Smithsonian Institute of Tropical Research
The Smithsonian Institute of Tropical Research has been researching
the plants and wild life in Panama for around 80 years.
Their major research centers in Panama are
- The Galeta Marine Laboratory is on the Caribbean Coast of
Panama, in the Province of Colon. Isla Galeta was formerly used by the US
Intelligence service until 1967, this has been transformed into a world class
facility for international scientists to do valuable studies of mangrove habitats,
coral formations and the 22 species of tropical birds found on the island.
- The Centro de Exhibiciones Marinas on the Causeway in Panama
City contains, among other exhibits, two aquariums that show the differences
between fish in the Pacific and Caribbean Seas. The fish from the Caribbean
are the more colourful.
Colorado. Another of Panama’s most popular ecotourism destinations
is the Barro Colorado wildlife refuge at Lake Gatun, also a site of ongoing
research by Smithsonian scientists.
- Bocas del Toro - Bocas del Toro province is a magnificent
natural region with humid tropical forest, swamp forest and banana plantations
in the terrestrial habitats and mangrove forests, seagrass meadows and coral
reefs in the marine coast.
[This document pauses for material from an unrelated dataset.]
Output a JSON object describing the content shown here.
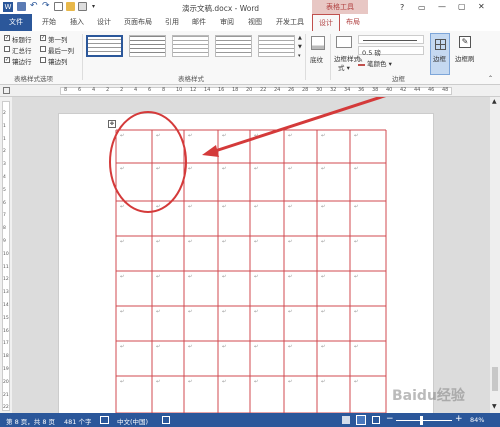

All this ecosystems present unique characteristics
that integrated to the geological past and cultural diversity make a special
environment for research and education projects.
- The arboretum, located at STRI’s headquarters in Panama
City , is home to a range of ecological interactions.
- STRI has installed canopy access systems, which consist of
tower construction cranes with specially adapted gondolas, in two tropical
forests: a seasonally dry forest at the Metropolitan Nature Park of Panama
City and a moist forest at Fort Sherman on Panama ’s Atlantic coast.
Panama is an incredibly ecologically diverse country with low
levels of tourism (to date). It has an enormous potential for the expansion
of ecotourism and ecotourism adventures. Panama is becoming one of the most
exciting ecotourism destinations in the world.
for Tropical Research web site